experience to pay a visit to Angh's
house at Chui, Mon Tangnyu, Sheangha,
Chingnyu, Wakching and Jaboka. Konyaks
are ruled by hereditary chiefs known
as Anghs and the institution of Anghship
is only prevalent among the Konyaks.
The most colourful festival of the Konyaks
- "Aoling Monyu" which is
observed during the first week of April
every year, is a spectacle worth a watch.
Shangnyu Village: Ruled by the
chief Angh, Shangnyu village is one
of the prominent villages in Mon district.
There is a wonderful wooden monument
measuring 8 feet in height and 12 feet
in breadth - believed to be constructed
by heavenly angels. Carvings of human
beings and other creatures are engraved
on this monument. Memorial stones are
also found in front of the Angh's palace
Longwa Village : One of the biggest
villages in Mon district; As the village
straddles on the International boundary
line, one half of the Angh's house falls
within the Indian Territory, whereas
other half lies under Myanmarese control.
The whole village is controlled by the
Angh and the village Council Chairman.
Another interesting feature of this
village is that the Angh of the village
has 60 wives and his jurisdiction extends
up to Myanmar and Arunachal Pradesh.
Veda Peak : The highest peak of
the district is approximately 70 km
east of Mon. This peak, offers a clear
sight of both river Brahmaputra and
Chindwin on a clear day. There is a
waterfall on the precincts of this peak
and this area is also considered as
one of the best locations in the whole
of Konyak countryside.
Wokha : The Wokha region is

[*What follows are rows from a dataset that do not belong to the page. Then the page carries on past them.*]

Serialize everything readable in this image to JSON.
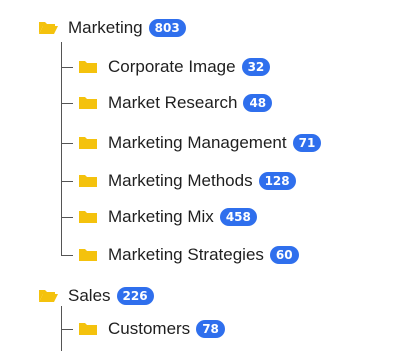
{
  "colors": {
    "folder": "#f4c20d",
    "badge": "#2f6fed",
    "connector": "#555555"
  },
  "tree": {
    "groups": [
      {
        "label": "Marketing",
        "count": "803",
        "icon": "folder-open-icon",
        "children": [
          {
            "label": "Corporate Image",
            "count": "32",
            "icon": "folder-icon"
          },
          {
            "label": "Market Research",
            "count": "48",
            "icon": "folder-icon"
          },
          {
            "label": "Marketing Management",
            "count": "71",
            "icon": "folder-icon"
          },
          {
            "label": "Marketing Methods",
            "count": "128",
            "icon": "folder-icon"
          },
          {
            "label": "Marketing Mix",
            "count": "458",
            "icon": "folder-icon"
          },
          {
            "label": "Marketing Strategies",
            "count": "60",
            "icon": "folder-icon"
          }
        ]
      },
      {
        "label": "Sales",
        "count": "226",
        "icon": "folder-open-icon",
        "children": [
          {
            "label": "Customers",
            "count": "78",
            "icon": "folder-icon"
          }
        ]
      }
    ]
  }
}
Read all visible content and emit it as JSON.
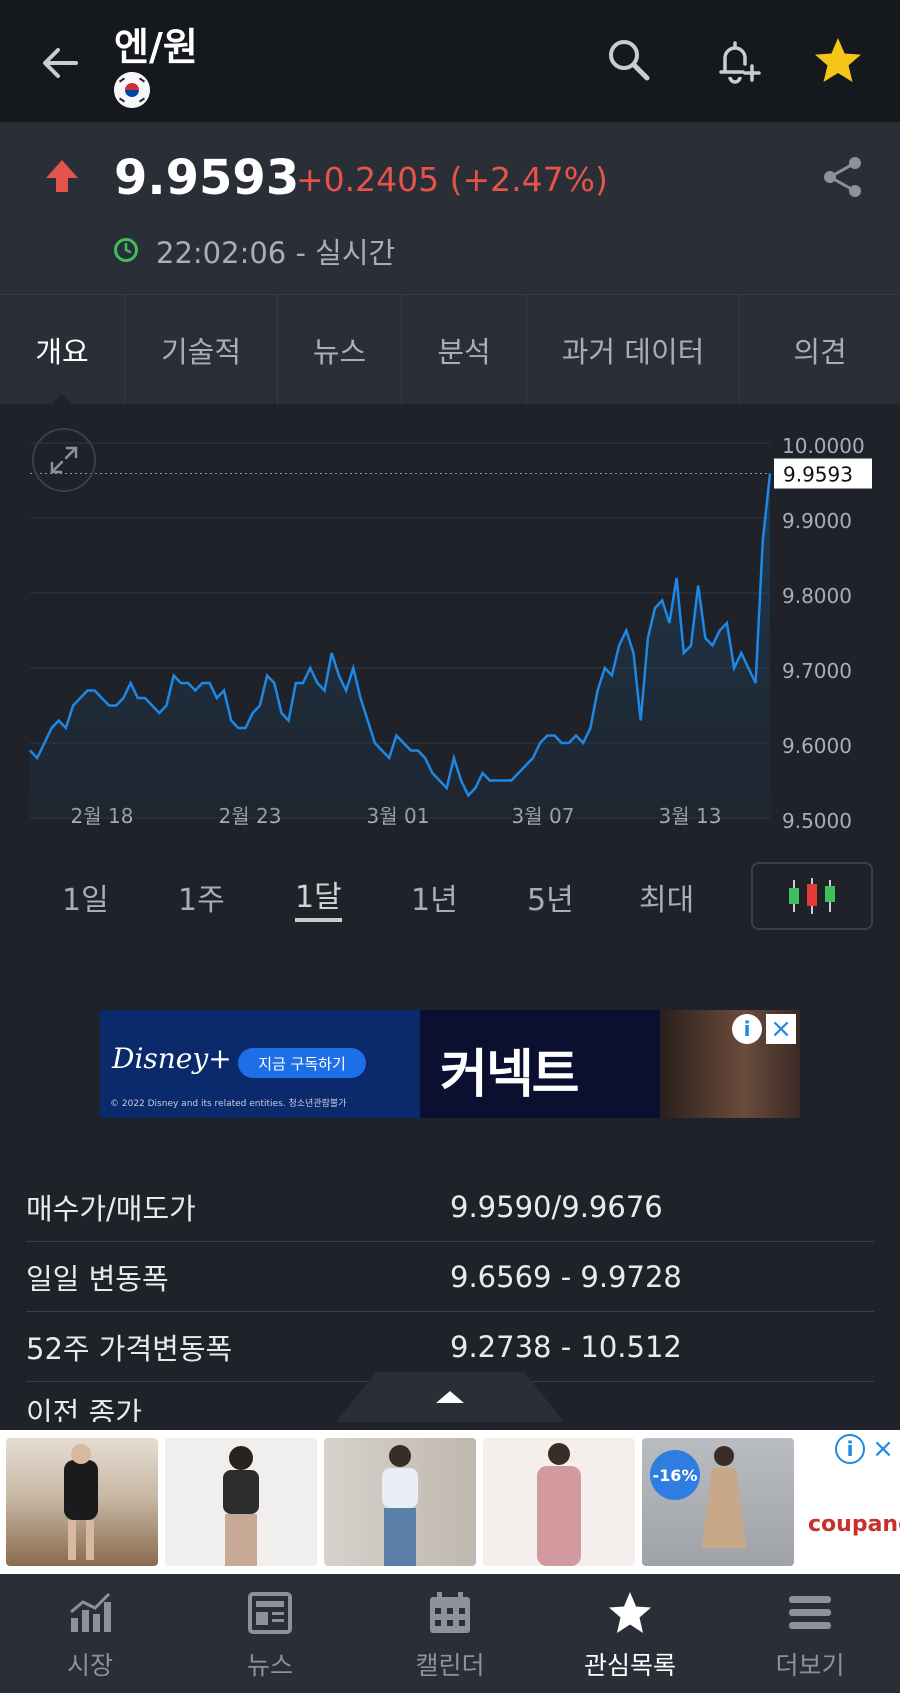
{
  "header": {
    "title": "엔/원",
    "flag": "south-korea-flag"
  },
  "quote": {
    "price": "9.9593",
    "change": "+0.2405 (+2.47%)",
    "time": "22:02:06 - 실시간",
    "direction_color": "#e5534b"
  },
  "tabs": [
    {
      "label": "개요",
      "active": true
    },
    {
      "label": "기술적"
    },
    {
      "label": "뉴스"
    },
    {
      "label": "분석"
    },
    {
      "label": "과거 데이터"
    },
    {
      "label": "의견"
    }
  ],
  "chart_data": {
    "type": "area",
    "y_ticks": [
      "10.0000",
      "9.9000",
      "9.8000",
      "9.7000",
      "9.6000",
      "9.5000"
    ],
    "x_ticks": [
      "2월 18",
      "2월 23",
      "3월 01",
      "3월 07",
      "3월 13"
    ],
    "ylim": [
      9.5,
      10.0
    ],
    "last_value_label": "9.9593",
    "values": [
      9.59,
      9.58,
      9.6,
      9.62,
      9.63,
      9.62,
      9.65,
      9.66,
      9.67,
      9.67,
      9.66,
      9.65,
      9.65,
      9.66,
      9.68,
      9.66,
      9.66,
      9.65,
      9.64,
      9.65,
      9.69,
      9.68,
      9.68,
      9.67,
      9.68,
      9.68,
      9.66,
      9.67,
      9.63,
      9.62,
      9.62,
      9.64,
      9.65,
      9.69,
      9.68,
      9.64,
      9.63,
      9.68,
      9.68,
      9.7,
      9.68,
      9.67,
      9.72,
      9.69,
      9.67,
      9.7,
      9.66,
      9.63,
      9.6,
      9.59,
      9.58,
      9.61,
      9.6,
      9.59,
      9.59,
      9.58,
      9.56,
      9.55,
      9.54,
      9.58,
      9.55,
      9.53,
      9.54,
      9.56,
      9.55,
      9.55,
      9.55,
      9.55,
      9.56,
      9.57,
      9.58,
      9.6,
      9.61,
      9.61,
      9.6,
      9.6,
      9.61,
      9.6,
      9.62,
      9.67,
      9.7,
      9.69,
      9.73,
      9.75,
      9.72,
      9.63,
      9.74,
      9.78,
      9.79,
      9.76,
      9.82,
      9.72,
      9.73,
      9.81,
      9.74,
      9.73,
      9.75,
      9.76,
      9.7,
      9.72,
      9.7,
      9.68,
      9.87,
      9.9593
    ],
    "line_color": "#1e88e5"
  },
  "range": {
    "options": [
      "1일",
      "1주",
      "1달",
      "1년",
      "5년",
      "최대"
    ],
    "selected": "1달"
  },
  "ad1": {
    "brand": "Disney+",
    "cta": "지금 구독하기",
    "title": "커넥트",
    "copyright": "© 2022 Disney and its related entities. 청소년관람불가"
  },
  "stats": [
    {
      "label": "매수가/매도가",
      "value": "9.9590/9.9676"
    },
    {
      "label": "일일 변동폭",
      "value": "9.6569 - 9.9728"
    },
    {
      "label": "52주 가격변동폭",
      "value": "9.2738 - 10.512"
    },
    {
      "label": "이전 종가",
      "value": ""
    }
  ],
  "ad2": {
    "badge": "-16%",
    "brand": "coupang"
  },
  "bottom_nav": [
    {
      "label": "시장",
      "icon": "chart-icon"
    },
    {
      "label": "뉴스",
      "icon": "news-icon"
    },
    {
      "label": "캘린더",
      "icon": "calendar-icon"
    },
    {
      "label": "관심목록",
      "icon": "star-icon",
      "active": true
    },
    {
      "label": "더보기",
      "icon": "menu-icon"
    }
  ]
}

home to the Lotha tribe. Hilltop villages
studded with monoliths (Longsu) erected
by rich ancestors depiciting their
high status surround it. The Lothas
are known for their colorful dances
and flok songs. The woman wears the
'Opvuram', the prestigious social
shawl and the man the 'Longpensu'.
Wokha district is reputed for its
excellent oranges and pineapples.
Rising 3048 m high above the verdure
of the valley floor, Japfu peak, 15
km south of Kohima, makes for a great
trek especially from November to March.
Behind it lies the Dzukou Valley, (2462
m), watered by a meandering stream which
often freezes in winter. In spring,
it is rich with wild flowers and pink
and white rhododendrons.
Located about 37 km from Dimapur and
11 km from Kohima, Intaki Wildlife Sanctuary.
Is the home of Hoolock Baboon, the only
gibbon found in India.the sancturary
also has a sizeable number of elephant
, tiger , mithun, Sambhar, wild dog
and sloth bear.
- Manas - Nameri - Kaziranga
is known all over the world
as the home of one-horned
Tribes, Monasteries, Temples,
Wild Life & Crafts of
Assam, the eastern most
state of the Indian sub-continent........